▶ EXERCISE AIM
I'd ask you to write out the lines below exactly, with no images.

▶ RECORDS FOR THIS EXERCISE

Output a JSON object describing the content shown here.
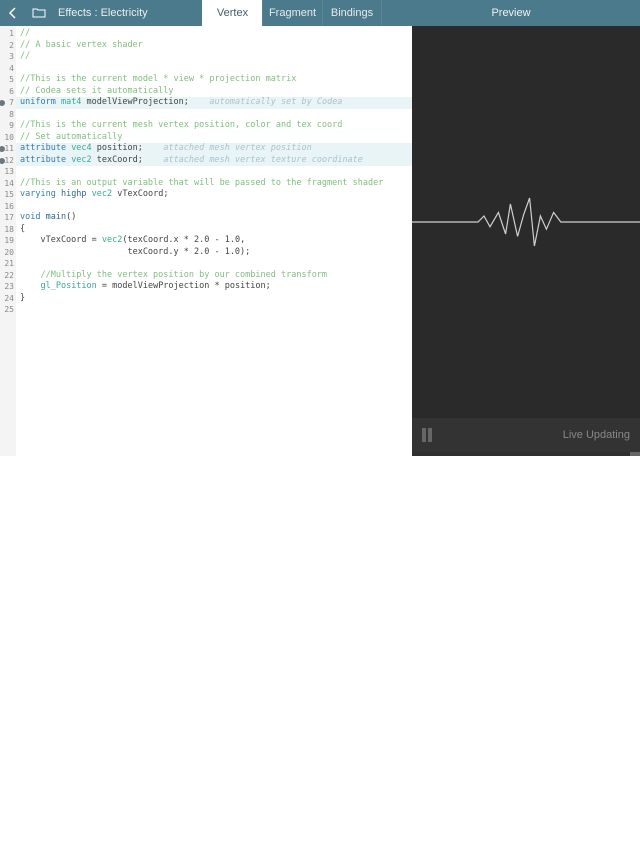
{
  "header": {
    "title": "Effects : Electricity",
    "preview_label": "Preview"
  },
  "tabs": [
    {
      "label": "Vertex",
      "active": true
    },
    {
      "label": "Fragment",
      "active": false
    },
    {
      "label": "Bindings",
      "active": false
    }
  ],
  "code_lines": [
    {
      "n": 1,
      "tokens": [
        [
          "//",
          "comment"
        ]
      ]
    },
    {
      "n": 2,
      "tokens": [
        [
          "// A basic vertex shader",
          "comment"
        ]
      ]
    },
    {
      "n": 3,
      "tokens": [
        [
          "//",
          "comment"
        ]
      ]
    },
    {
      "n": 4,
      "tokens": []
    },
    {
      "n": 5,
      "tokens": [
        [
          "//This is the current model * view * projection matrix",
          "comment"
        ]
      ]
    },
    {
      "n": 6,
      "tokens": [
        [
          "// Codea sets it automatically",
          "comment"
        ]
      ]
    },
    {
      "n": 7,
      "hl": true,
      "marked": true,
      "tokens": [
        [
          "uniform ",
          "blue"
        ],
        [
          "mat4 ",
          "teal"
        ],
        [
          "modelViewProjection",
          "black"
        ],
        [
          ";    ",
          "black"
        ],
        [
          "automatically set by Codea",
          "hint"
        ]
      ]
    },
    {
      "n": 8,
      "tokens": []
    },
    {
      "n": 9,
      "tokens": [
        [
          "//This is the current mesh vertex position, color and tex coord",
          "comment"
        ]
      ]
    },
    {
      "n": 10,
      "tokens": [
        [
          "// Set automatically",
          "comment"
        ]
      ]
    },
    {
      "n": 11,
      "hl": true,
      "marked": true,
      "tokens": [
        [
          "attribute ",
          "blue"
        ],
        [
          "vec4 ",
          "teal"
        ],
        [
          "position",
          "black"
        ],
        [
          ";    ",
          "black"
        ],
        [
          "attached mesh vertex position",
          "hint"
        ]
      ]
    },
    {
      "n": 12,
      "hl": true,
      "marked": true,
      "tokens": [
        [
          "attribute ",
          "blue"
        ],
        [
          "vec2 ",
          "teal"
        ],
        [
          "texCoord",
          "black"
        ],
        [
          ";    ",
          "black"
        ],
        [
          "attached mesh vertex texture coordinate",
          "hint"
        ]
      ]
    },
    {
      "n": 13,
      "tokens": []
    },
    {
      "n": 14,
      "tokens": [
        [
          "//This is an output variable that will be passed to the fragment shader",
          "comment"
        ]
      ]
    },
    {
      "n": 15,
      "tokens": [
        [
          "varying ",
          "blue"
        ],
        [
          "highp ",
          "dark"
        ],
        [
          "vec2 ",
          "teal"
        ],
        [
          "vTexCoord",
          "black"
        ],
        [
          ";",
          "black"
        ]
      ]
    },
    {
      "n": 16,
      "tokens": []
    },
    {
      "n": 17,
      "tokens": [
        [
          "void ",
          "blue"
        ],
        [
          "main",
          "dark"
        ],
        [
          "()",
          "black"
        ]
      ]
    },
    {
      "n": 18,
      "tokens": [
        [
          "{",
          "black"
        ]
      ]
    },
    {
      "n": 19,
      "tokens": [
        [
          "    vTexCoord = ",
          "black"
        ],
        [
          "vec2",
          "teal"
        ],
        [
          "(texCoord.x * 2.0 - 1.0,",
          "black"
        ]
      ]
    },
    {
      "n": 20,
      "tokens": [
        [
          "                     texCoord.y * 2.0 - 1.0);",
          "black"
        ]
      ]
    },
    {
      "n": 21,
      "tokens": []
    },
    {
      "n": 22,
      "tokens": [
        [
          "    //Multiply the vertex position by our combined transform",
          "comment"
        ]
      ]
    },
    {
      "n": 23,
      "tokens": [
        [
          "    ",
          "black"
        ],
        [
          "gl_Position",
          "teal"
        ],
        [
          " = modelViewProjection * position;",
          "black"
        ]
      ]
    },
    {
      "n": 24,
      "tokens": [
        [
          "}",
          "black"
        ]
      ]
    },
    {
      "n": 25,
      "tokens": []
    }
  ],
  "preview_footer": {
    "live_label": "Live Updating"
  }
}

▶ RESPONSE
Output a JSON object describing the content shown here.
{
  "header": {
    "title": "Effects : Electricity",
    "preview_label": "Preview"
  },
  "tabs": [
    {
      "label": "Vertex",
      "active": true
    },
    {
      "label": "Fragment",
      "active": false
    },
    {
      "label": "Bindings",
      "active": false
    }
  ],
  "code_lines": [
    {
      "n": 1,
      "tokens": [
        [
          "//",
          "comment"
        ]
      ]
    },
    {
      "n": 2,
      "tokens": [
        [
          "// A basic vertex shader",
          "comment"
        ]
      ]
    },
    {
      "n": 3,
      "tokens": [
        [
          "//",
          "comment"
        ]
      ]
    },
    {
      "n": 4,
      "tokens": []
    },
    {
      "n": 5,
      "tokens": [
        [
          "//This is the current model * view * projection matrix",
          "comment"
        ]
      ]
    },
    {
      "n": 6,
      "tokens": [
        [
          "// Codea sets it automatically",
          "comment"
        ]
      ]
    },
    {
      "n": 7,
      "hl": true,
      "marked": true,
      "tokens": [
        [
          "uniform ",
          "blue"
        ],
        [
          "mat4 ",
          "teal"
        ],
        [
          "modelViewProjection",
          "black"
        ],
        [
          ";    ",
          "black"
        ],
        [
          "automatically set by Codea",
          "hint"
        ]
      ]
    },
    {
      "n": 8,
      "tokens": []
    },
    {
      "n": 9,
      "tokens": [
        [
          "//This is the current mesh vertex position, color and tex coord",
          "comment"
        ]
      ]
    },
    {
      "n": 10,
      "tokens": [
        [
          "// Set automatically",
          "comment"
        ]
      ]
    },
    {
      "n": 11,
      "hl": true,
      "marked": true,
      "tokens": [
        [
          "attribute ",
          "blue"
        ],
        [
          "vec4 ",
          "teal"
        ],
        [
          "position",
          "black"
        ],
        [
          ";    ",
          "black"
        ],
        [
          "attached mesh vertex position",
          "hint"
        ]
      ]
    },
    {
      "n": 12,
      "hl": true,
      "marked": true,
      "tokens": [
        [
          "attribute ",
          "blue"
        ],
        [
          "vec2 ",
          "teal"
        ],
        [
          "texCoord",
          "black"
        ],
        [
          ";    ",
          "black"
        ],
        [
          "attached mesh vertex texture coordinate",
          "hint"
        ]
      ]
    },
    {
      "n": 13,
      "tokens": []
    },
    {
      "n": 14,
      "tokens": [
        [
          "//This is an output variable that will be passed to the fragment shader",
          "comment"
        ]
      ]
    },
    {
      "n": 15,
      "tokens": [
        [
          "varying ",
          "blue"
        ],
        [
          "highp ",
          "dark"
        ],
        [
          "vec2 ",
          "teal"
        ],
        [
          "vTexCoord",
          "black"
        ],
        [
          ";",
          "black"
        ]
      ]
    },
    {
      "n": 16,
      "tokens": []
    },
    {
      "n": 17,
      "tokens": [
        [
          "void ",
          "blue"
        ],
        [
          "main",
          "dark"
        ],
        [
          "()",
          "black"
        ]
      ]
    },
    {
      "n": 18,
      "tokens": [
        [
          "{",
          "black"
        ]
      ]
    },
    {
      "n": 19,
      "tokens": [
        [
          "    vTexCoord = ",
          "black"
        ],
        [
          "vec2",
          "teal"
        ],
        [
          "(texCoord.x * 2.0 - 1.0,",
          "black"
        ]
      ]
    },
    {
      "n": 20,
      "tokens": [
        [
          "                     texCoord.y * 2.0 - 1.0);",
          "black"
        ]
      ]
    },
    {
      "n": 21,
      "tokens": []
    },
    {
      "n": 22,
      "tokens": [
        [
          "    //Multiply the vertex position by our combined transform",
          "comment"
        ]
      ]
    },
    {
      "n": 23,
      "tokens": [
        [
          "    ",
          "black"
        ],
        [
          "gl_Position",
          "teal"
        ],
        [
          " = modelViewProjection * position;",
          "black"
        ]
      ]
    },
    {
      "n": 24,
      "tokens": [
        [
          "}",
          "black"
        ]
      ]
    },
    {
      "n": 25,
      "tokens": []
    }
  ],
  "preview_footer": {
    "live_label": "Live Updating"
  }
}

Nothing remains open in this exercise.